In the western part of the Galapagos, two special and unique islands are found. Isabela and Fernandina are the youngest islands in the archipelago, and both are still considered active. In the morning, we explored the coastline of Isabela at Punta Vicente Roca. In addition to the stunning landscape and its interesting geological features, lots of wildlife can be found here. Guests can observe seabirds like blue-footed boobies, brown noddies, Nazca boobies, pelicans, and more. Abundant sea turtles inhabit the area, and we got to see many of them. Flightless cormorants gave us a little show while they displayed courtship behaviors in the water. Snorkeling is amazing here, and a curious Galapagos penguin approached our guests. Our afternoon visit took us to one of the most pristine areas in the Galapagos. Sea lions, marine iguanas, cormorants, snakes, pelicans, and Galapagos hawks were the main attractions. It was an unforgettable day that ended with a wine tasting. We observed an amazing Galapagos sunset while enjoying a glass of wine on the observation deck.
Today, National Geographic Endeavour II explored Santiago Island from sunrise to sunset. We started activities with a pre-breakfast hike along Espumilla Beach. We had the chance to see a group of sea lions by the beach, and blue-footed boobies arrived to start a feeding frenzy. After a well-deserved breakfast, we continued exploring Santiago with kayaking and snorkeling activities at Buccaneer Cove.
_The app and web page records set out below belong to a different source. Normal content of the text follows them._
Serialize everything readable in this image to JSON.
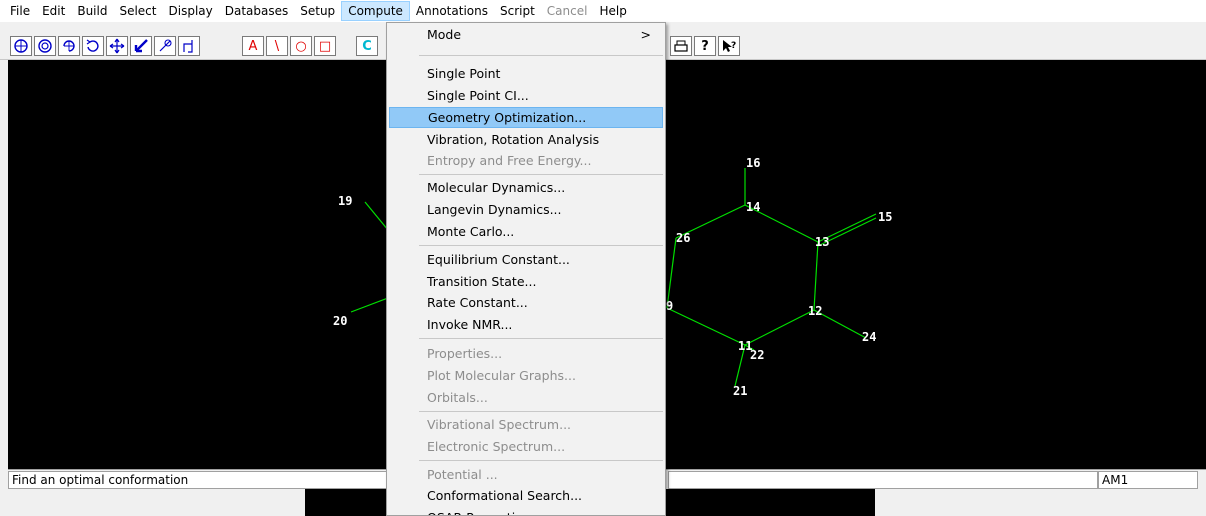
{
  "menubar": {
    "items": [
      {
        "label": "File",
        "state": "normal"
      },
      {
        "label": "Edit",
        "state": "normal"
      },
      {
        "label": "Build",
        "state": "normal"
      },
      {
        "label": "Select",
        "state": "normal"
      },
      {
        "label": "Display",
        "state": "normal"
      },
      {
        "label": "Databases",
        "state": "normal"
      },
      {
        "label": "Setup",
        "state": "normal"
      },
      {
        "label": "Compute",
        "state": "active"
      },
      {
        "label": "Annotations",
        "state": "normal"
      },
      {
        "label": "Script",
        "state": "normal"
      },
      {
        "label": "Cancel",
        "state": "disabled"
      },
      {
        "label": "Help",
        "state": "normal"
      }
    ]
  },
  "toolbar": {
    "left_tools": [
      "draw-ring-tool-icon",
      "select-ring-tool-icon",
      "rotate-out-of-plane-icon",
      "rotate-in-plane-icon",
      "translate-icon",
      "z-translate-icon",
      "zoom-icon",
      "z-clip-icon"
    ],
    "text_tools": [
      {
        "label": "A",
        "color": "#e00000"
      },
      {
        "label": "\\",
        "color": "#e00000"
      },
      {
        "label": "○",
        "color": "#e00000"
      },
      {
        "label": "□",
        "color": "#e00000"
      },
      {
        "label": "C",
        "color": "#00b8d0"
      }
    ],
    "right_tools": [
      "print-icon",
      "help-icon",
      "context-help-icon"
    ]
  },
  "compute_menu": {
    "items": [
      {
        "label": "Mode",
        "disabled": false,
        "submenu": true,
        "arrow": ">"
      },
      {
        "separator": true
      },
      {
        "label": "Single Point",
        "disabled": false
      },
      {
        "label": "Single Point CI...",
        "disabled": false
      },
      {
        "label": "Geometry Optimization...",
        "disabled": false,
        "highlighted": true
      },
      {
        "label": "Vibration, Rotation Analysis",
        "disabled": false
      },
      {
        "label": "Entropy and Free Energy...",
        "disabled": true
      },
      {
        "separator": true
      },
      {
        "label": "Molecular Dynamics...",
        "disabled": false
      },
      {
        "label": "Langevin Dynamics...",
        "disabled": false
      },
      {
        "label": "Monte Carlo...",
        "disabled": false
      },
      {
        "separator": true
      },
      {
        "label": "Equilibrium Constant...",
        "disabled": false
      },
      {
        "label": "Transition State...",
        "disabled": false
      },
      {
        "label": "Rate Constant...",
        "disabled": false
      },
      {
        "label": "Invoke NMR...",
        "disabled": false
      },
      {
        "separator": true
      },
      {
        "label": "Properties...",
        "disabled": true
      },
      {
        "label": "Plot Molecular Graphs...",
        "disabled": true
      },
      {
        "label": "Orbitals...",
        "disabled": true
      },
      {
        "separator": true
      },
      {
        "label": "Vibrational Spectrum...",
        "disabled": true
      },
      {
        "label": "Electronic Spectrum...",
        "disabled": true
      },
      {
        "separator": true
      },
      {
        "label": "Potential ...",
        "disabled": true
      },
      {
        "label": "Conformational Search...",
        "disabled": false
      },
      {
        "label": "QSAR Properties...",
        "disabled": false
      }
    ]
  },
  "molecule": {
    "atom_labels": [
      "19",
      "20",
      "16",
      "14",
      "15",
      "13",
      "26",
      "9",
      "12",
      "24",
      "11",
      "22",
      "21"
    ],
    "bond_color": "#00e000",
    "background": "#000000"
  },
  "statusbar": {
    "message": "Find an optimal conformation",
    "method": "AM1"
  }
}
To end this amazing day, we enjoyed a second snorkeling and a sunset hike on Puerto Egas.